INSTRUCTIONS FOR THE TASK >> Each line of the records is to be returned verbatim, with the images omitted.

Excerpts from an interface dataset
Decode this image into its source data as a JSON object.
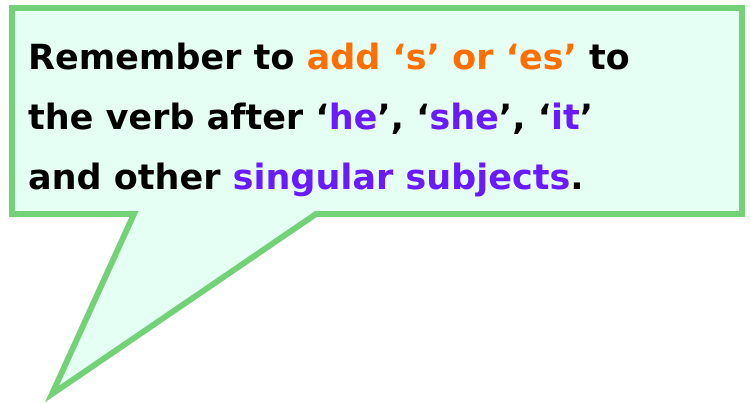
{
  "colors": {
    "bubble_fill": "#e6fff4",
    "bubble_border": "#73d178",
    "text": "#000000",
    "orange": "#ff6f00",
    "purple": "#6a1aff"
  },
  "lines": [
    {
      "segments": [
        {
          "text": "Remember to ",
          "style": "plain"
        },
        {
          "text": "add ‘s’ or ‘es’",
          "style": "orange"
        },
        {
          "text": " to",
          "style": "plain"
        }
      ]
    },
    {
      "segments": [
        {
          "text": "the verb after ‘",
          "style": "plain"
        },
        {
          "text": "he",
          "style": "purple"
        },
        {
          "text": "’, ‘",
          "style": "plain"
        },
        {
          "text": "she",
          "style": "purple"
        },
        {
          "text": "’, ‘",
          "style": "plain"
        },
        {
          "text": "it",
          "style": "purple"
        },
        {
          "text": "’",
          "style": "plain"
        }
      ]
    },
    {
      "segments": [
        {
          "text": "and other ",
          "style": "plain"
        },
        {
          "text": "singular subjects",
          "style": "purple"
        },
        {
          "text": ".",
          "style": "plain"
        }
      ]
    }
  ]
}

WRITTEN RESPONSE >>
Decode this image into its source data as a JSON object.
{
  "colors": {
    "bubble_fill": "#e6fff4",
    "bubble_border": "#73d178",
    "text": "#000000",
    "orange": "#ff6f00",
    "purple": "#6a1aff"
  },
  "lines": [
    {
      "segments": [
        {
          "text": "Remember to ",
          "style": "plain"
        },
        {
          "text": "add ‘s’ or ‘es’",
          "style": "orange"
        },
        {
          "text": " to",
          "style": "plain"
        }
      ]
    },
    {
      "segments": [
        {
          "text": "the verb after ‘",
          "style": "plain"
        },
        {
          "text": "he",
          "style": "purple"
        },
        {
          "text": "’, ‘",
          "style": "plain"
        },
        {
          "text": "she",
          "style": "purple"
        },
        {
          "text": "’, ‘",
          "style": "plain"
        },
        {
          "text": "it",
          "style": "purple"
        },
        {
          "text": "’",
          "style": "plain"
        }
      ]
    },
    {
      "segments": [
        {
          "text": "and other ",
          "style": "plain"
        },
        {
          "text": "singular subjects",
          "style": "purple"
        },
        {
          "text": ".",
          "style": "plain"
        }
      ]
    }
  ]
}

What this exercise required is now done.